Report, in full, each line of the material below in which the string "JSON" occurs.

· · · ·

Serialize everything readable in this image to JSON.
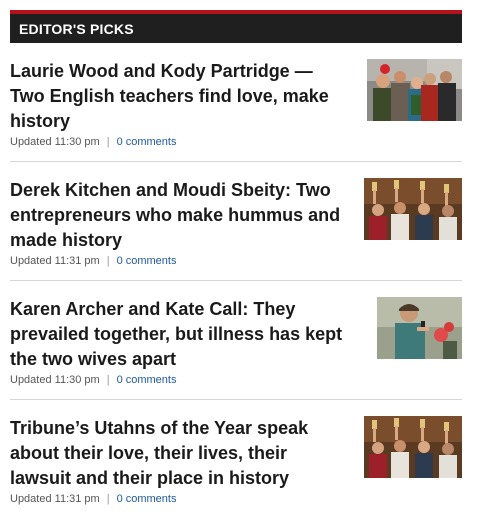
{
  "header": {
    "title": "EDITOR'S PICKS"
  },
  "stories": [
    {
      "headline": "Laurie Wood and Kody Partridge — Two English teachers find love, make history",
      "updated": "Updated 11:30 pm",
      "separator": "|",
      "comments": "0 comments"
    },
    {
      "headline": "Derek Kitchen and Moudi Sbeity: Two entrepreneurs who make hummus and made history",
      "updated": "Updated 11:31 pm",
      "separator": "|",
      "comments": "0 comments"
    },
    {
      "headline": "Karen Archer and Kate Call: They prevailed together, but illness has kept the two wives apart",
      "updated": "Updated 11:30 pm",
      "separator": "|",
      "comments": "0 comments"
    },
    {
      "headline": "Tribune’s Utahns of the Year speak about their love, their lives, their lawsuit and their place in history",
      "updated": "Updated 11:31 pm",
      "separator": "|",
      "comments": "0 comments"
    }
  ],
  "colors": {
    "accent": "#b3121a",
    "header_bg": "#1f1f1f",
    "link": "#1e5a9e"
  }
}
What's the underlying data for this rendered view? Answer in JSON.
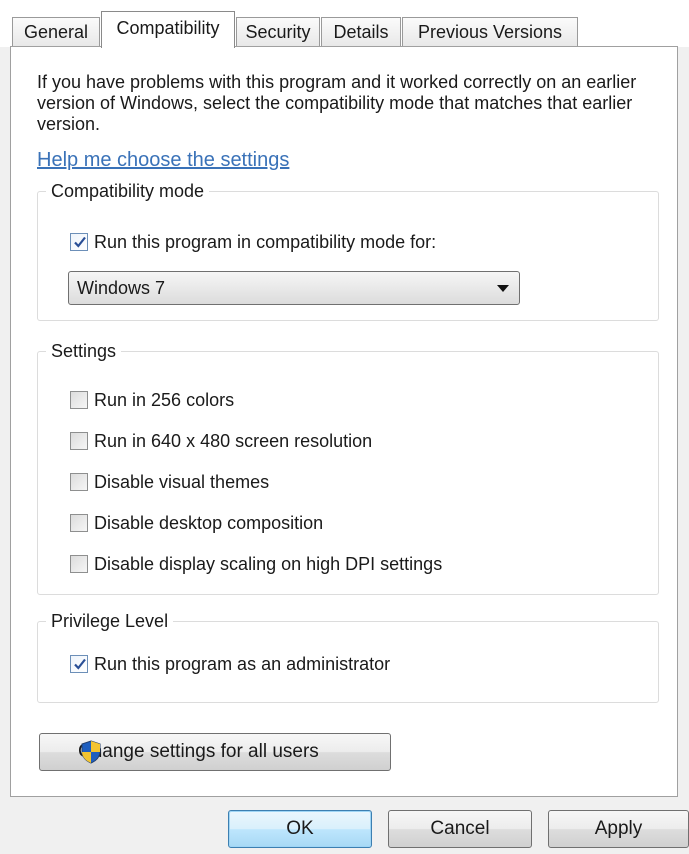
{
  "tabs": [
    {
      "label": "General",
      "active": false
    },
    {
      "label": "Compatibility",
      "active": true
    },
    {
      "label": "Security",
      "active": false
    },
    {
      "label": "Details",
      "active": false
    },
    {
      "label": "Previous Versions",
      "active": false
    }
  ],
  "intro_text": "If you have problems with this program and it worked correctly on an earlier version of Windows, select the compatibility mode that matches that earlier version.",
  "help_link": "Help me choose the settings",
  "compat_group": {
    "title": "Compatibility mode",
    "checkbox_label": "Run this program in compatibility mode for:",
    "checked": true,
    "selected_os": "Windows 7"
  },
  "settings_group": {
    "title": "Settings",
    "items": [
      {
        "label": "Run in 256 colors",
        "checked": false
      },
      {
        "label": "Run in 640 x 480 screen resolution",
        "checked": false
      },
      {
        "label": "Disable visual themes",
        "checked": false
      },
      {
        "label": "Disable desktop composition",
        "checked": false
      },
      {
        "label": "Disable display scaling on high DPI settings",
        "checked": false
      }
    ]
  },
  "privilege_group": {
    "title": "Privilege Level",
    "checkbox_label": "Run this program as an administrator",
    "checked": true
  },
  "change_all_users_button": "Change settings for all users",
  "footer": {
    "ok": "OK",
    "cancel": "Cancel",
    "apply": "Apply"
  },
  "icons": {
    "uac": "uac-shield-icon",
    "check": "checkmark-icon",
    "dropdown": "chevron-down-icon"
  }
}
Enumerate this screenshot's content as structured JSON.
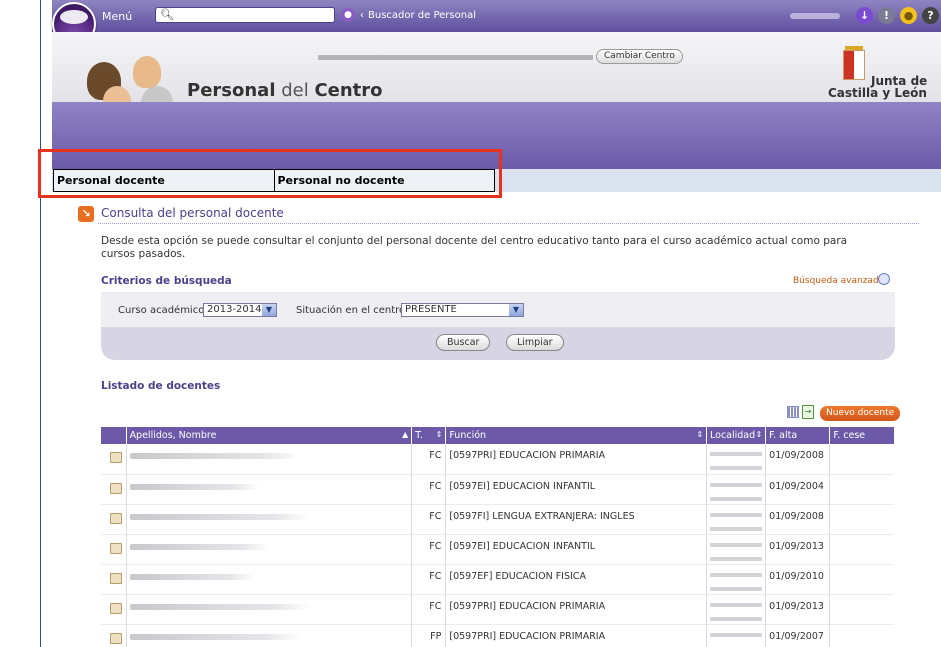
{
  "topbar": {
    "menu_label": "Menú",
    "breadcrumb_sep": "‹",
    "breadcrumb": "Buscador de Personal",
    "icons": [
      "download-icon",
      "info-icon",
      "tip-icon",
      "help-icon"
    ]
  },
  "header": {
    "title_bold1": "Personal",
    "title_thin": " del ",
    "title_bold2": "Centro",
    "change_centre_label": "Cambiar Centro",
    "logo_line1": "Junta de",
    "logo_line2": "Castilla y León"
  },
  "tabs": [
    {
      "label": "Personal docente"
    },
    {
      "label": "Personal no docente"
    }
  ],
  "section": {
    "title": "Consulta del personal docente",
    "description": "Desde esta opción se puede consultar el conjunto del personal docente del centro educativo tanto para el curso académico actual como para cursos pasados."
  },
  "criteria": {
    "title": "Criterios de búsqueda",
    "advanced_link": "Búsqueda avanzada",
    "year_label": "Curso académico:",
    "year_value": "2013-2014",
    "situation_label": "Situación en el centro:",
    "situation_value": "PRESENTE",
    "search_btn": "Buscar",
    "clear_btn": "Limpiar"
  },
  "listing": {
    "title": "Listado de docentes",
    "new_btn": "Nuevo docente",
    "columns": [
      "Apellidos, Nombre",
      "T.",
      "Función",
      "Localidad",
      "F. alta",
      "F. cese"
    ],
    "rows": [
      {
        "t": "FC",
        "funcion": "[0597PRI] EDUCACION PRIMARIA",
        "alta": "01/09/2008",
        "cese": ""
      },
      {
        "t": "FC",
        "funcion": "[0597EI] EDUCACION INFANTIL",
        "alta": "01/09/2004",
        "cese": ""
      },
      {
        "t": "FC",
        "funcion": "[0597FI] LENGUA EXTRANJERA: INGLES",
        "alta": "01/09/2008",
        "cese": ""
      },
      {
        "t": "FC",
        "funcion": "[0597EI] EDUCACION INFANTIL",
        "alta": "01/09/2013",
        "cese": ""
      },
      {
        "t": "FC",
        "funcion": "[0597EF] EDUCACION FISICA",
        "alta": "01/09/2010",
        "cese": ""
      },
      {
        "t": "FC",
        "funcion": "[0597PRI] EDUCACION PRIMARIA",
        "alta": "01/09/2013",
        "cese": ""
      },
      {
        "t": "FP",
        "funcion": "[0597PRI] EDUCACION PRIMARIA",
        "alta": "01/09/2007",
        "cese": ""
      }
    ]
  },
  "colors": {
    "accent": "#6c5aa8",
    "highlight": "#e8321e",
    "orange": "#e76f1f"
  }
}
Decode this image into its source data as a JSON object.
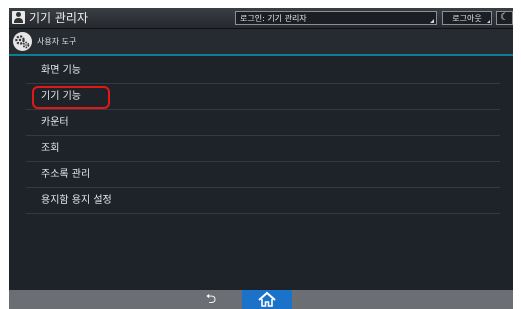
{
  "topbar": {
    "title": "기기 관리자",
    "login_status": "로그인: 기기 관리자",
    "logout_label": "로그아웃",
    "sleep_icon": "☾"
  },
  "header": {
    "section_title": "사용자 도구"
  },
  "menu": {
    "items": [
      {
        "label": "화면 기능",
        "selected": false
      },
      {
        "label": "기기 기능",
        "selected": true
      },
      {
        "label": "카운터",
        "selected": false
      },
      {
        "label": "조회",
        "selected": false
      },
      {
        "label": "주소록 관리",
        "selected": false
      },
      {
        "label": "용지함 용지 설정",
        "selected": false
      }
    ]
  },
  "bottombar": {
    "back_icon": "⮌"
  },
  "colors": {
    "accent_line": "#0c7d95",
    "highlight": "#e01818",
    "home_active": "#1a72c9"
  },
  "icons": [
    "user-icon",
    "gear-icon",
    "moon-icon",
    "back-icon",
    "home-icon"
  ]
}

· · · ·

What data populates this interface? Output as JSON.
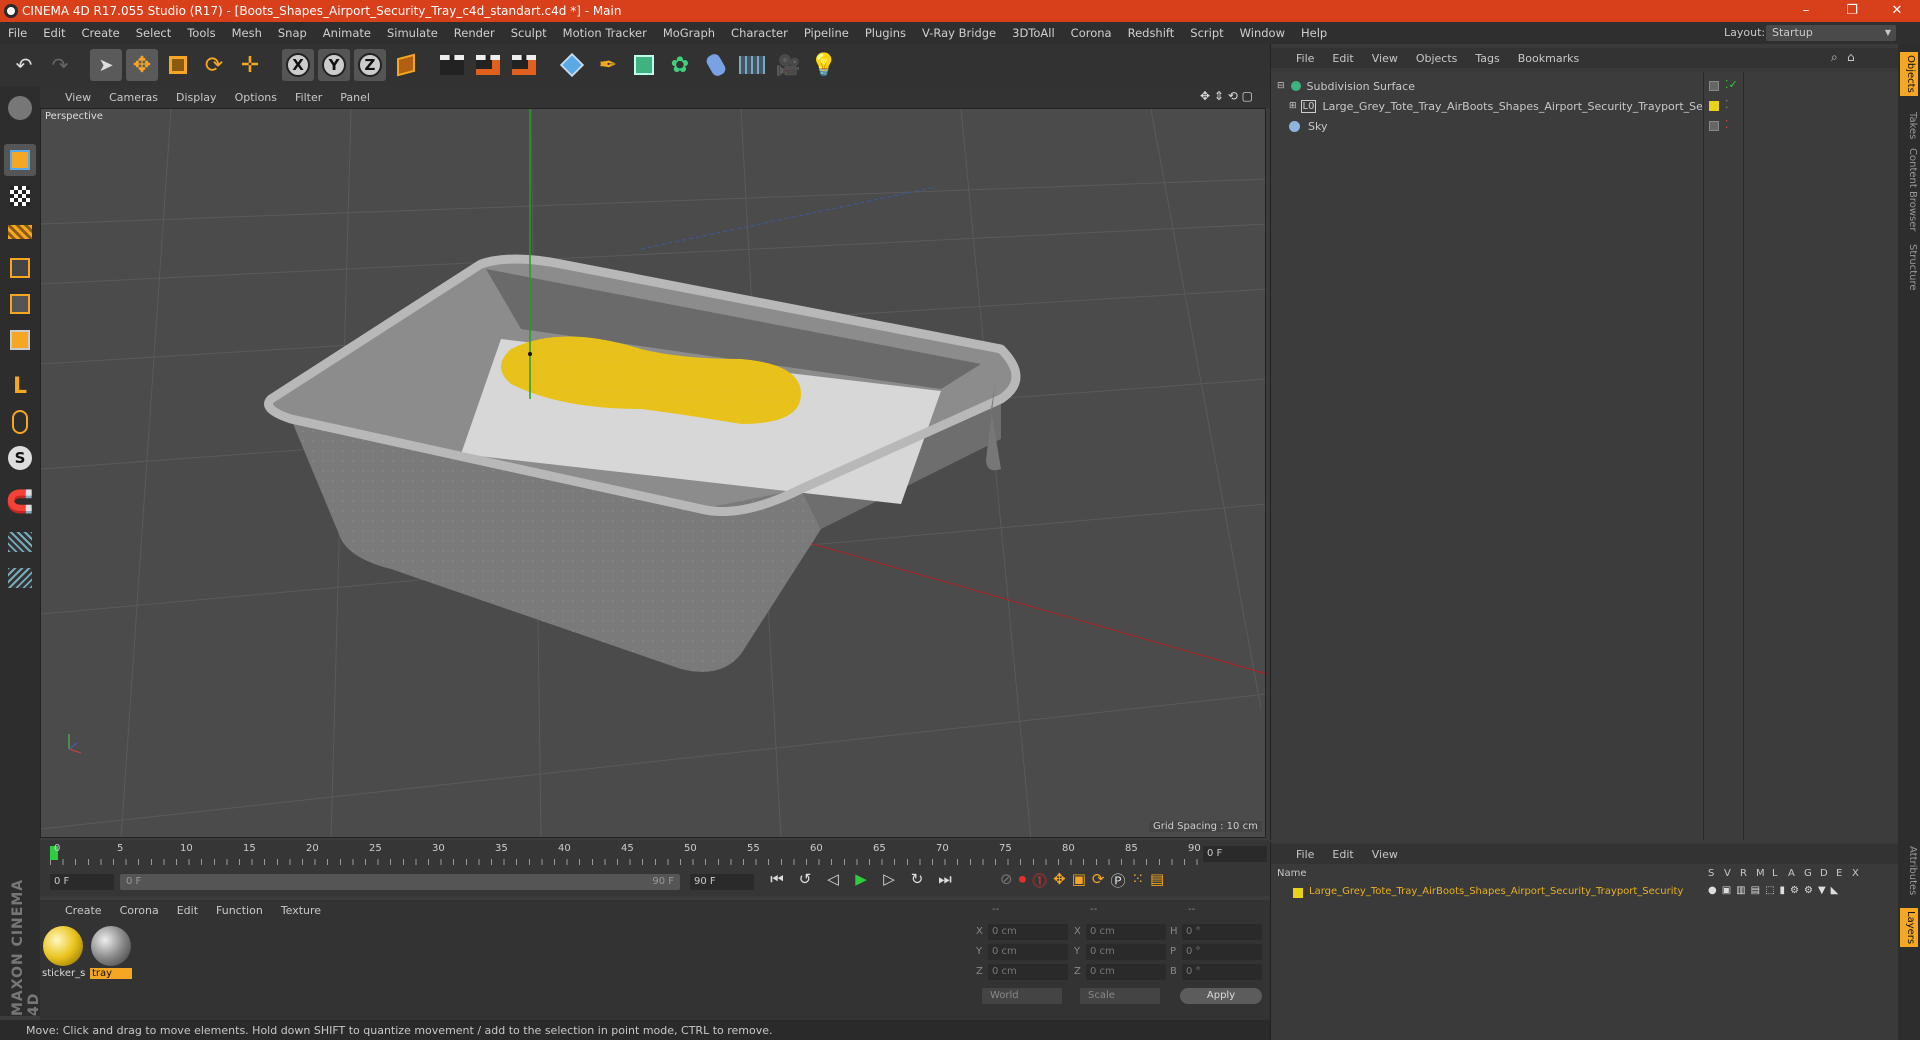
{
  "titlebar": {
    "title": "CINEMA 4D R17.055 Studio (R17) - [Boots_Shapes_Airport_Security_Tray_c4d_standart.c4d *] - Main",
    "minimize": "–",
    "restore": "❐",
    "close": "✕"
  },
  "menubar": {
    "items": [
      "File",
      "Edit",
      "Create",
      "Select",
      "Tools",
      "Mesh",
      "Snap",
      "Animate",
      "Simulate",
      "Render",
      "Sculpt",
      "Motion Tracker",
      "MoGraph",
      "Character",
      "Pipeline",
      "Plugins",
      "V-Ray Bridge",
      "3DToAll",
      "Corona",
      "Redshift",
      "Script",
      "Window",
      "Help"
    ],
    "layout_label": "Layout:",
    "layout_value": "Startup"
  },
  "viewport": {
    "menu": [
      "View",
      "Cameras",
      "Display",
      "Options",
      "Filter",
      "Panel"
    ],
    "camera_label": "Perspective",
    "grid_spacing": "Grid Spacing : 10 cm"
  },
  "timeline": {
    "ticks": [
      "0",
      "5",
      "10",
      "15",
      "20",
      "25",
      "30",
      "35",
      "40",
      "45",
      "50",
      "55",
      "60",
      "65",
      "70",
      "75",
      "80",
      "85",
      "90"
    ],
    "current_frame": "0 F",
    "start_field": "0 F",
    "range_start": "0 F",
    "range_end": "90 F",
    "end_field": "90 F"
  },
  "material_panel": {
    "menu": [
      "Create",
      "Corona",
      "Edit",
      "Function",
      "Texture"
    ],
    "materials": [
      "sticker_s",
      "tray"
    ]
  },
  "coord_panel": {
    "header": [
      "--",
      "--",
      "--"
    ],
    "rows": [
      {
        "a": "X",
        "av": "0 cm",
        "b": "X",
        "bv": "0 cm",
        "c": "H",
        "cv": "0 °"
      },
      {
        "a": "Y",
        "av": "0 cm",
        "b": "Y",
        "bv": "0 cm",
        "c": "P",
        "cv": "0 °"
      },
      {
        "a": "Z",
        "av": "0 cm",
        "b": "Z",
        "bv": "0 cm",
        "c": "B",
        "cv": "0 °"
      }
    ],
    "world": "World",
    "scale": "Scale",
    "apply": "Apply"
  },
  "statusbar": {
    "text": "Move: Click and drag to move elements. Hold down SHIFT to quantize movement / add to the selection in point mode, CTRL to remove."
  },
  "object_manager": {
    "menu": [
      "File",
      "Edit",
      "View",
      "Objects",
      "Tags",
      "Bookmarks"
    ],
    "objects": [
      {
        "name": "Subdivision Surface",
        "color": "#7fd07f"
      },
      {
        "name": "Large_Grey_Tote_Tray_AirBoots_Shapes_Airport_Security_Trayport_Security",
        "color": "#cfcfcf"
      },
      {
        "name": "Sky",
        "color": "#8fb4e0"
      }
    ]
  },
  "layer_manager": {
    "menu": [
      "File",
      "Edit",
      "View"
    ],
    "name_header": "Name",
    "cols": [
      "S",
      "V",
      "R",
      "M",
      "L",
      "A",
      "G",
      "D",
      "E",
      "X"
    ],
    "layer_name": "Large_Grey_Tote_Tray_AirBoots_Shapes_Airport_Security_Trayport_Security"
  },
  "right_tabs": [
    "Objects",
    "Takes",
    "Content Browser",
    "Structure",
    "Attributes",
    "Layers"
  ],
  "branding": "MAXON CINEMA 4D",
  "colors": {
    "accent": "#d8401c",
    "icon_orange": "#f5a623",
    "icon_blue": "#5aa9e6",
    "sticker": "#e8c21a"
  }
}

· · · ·

Solution to the exercise:
Serialize everything readable in this image to JSON.
What's the underlying data for this rendered view? Answer in JSON.
Enumerate this screenshot's content as structured JSON.
Decode this image into its source data as a JSON object.
What data populates this interface? Output as JSON.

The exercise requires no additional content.